Near the Balls’ residence is an incline that they call The Hill. The standard workout for the brothers consists of a mile jog on flat ground, followed by six timed sprints up the slope. A typical week contains three days of running and two more lifting weights in the family garage. Some sessions are required even after a strenuous practice under Baik.
The brothers maintain that they do not plead for relief at home.
“Running is good for you,” LiAngelo said.
That endurance enables Baik to get by with a short bench. The Balls commonly play start to finish in contested games, even if that means Baik is subjected to complaints about running up scores.
Equally impressive is their instinctive communication on the court. Lonzo has fetched rebounds and, with his back to the Huskies’ basket, blindly flung over-the-head passes downcourt, knowing LiAngelo or LaMelo would be there to receive them.
Directing it all has been Baik, 37, a Pasadena, Calif., native whose rise has been as uncommon as that of Chino Hills High, a 15-year-old public school riding high in a sports realm long dominated by private schools. Baik rarely sees fellow Asian-Americans at coaching clinics, conventions or on opposing benches. As a youngster, he said, he often was told “you are not supposed to be playing basketball” simply because of his ethnicity.
Entering his teens, Baik elected to focus on tennis. But one day, he finished off a forehand and dropped his racket after being struck by the realization that his love for the sport was lacking. He headed directly to a basketball court, and now said he relishes dispensing advice to younger Asian-Americans entering the profession.
“It’s definitely surreal,” he said of the season.
In the team huddle before his team faced Montverde this season, Baik surprised himself by becoming teary-eyed.
“What am I doing here?” he thought. “A little-known school from Chino Hills?”
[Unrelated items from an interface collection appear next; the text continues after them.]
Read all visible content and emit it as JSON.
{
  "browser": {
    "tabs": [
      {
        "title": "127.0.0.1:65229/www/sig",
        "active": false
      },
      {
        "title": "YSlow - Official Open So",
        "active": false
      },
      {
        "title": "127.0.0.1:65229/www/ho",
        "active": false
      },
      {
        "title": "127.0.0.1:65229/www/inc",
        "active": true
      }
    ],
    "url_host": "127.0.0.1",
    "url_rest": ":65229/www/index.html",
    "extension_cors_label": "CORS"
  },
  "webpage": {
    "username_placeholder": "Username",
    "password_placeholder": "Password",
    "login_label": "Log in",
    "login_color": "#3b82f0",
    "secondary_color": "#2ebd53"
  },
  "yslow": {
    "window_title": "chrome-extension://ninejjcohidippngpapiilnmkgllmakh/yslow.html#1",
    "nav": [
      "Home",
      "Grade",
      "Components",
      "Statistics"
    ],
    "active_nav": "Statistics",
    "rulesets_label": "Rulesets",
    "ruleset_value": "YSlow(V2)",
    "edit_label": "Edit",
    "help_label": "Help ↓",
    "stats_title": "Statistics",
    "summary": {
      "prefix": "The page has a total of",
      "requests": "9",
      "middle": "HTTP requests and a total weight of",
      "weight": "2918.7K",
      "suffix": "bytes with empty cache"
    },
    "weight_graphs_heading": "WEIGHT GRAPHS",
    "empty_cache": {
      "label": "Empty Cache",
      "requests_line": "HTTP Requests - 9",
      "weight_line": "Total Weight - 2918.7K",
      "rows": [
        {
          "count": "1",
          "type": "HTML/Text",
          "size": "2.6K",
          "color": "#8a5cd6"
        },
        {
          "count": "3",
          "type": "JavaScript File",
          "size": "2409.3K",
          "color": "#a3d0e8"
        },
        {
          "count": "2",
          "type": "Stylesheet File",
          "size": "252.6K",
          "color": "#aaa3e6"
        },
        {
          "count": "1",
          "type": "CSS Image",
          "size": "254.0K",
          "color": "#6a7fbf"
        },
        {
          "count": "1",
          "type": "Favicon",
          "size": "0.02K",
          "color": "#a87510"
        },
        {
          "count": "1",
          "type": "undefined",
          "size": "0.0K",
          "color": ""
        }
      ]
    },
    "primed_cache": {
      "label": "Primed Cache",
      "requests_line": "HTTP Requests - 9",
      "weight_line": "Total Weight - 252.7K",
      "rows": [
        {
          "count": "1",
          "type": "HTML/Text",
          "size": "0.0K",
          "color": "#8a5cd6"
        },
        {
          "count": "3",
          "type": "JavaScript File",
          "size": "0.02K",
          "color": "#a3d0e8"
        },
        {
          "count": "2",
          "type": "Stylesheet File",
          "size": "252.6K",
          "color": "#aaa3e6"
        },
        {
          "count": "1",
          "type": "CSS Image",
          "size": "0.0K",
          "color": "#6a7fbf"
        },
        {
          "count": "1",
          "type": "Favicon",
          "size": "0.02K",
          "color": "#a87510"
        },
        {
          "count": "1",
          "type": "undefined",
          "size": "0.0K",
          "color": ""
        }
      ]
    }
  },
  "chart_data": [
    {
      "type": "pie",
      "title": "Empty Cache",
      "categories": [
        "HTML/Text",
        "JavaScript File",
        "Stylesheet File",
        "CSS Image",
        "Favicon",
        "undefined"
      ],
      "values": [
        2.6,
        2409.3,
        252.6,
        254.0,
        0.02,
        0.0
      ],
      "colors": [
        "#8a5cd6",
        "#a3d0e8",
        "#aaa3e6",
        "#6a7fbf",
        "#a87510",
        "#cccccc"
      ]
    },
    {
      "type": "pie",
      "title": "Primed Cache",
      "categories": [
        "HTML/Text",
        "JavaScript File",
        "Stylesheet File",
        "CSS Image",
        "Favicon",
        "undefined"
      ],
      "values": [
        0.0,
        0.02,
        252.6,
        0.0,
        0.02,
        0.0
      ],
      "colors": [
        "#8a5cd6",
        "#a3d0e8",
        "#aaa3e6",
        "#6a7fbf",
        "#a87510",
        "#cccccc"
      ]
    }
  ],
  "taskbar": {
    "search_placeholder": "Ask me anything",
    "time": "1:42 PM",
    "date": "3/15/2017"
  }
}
Then he told the Huskies that they belonged. Two hours later, they had earned the No. 1 ranking. Two months later, everyone knows who they are.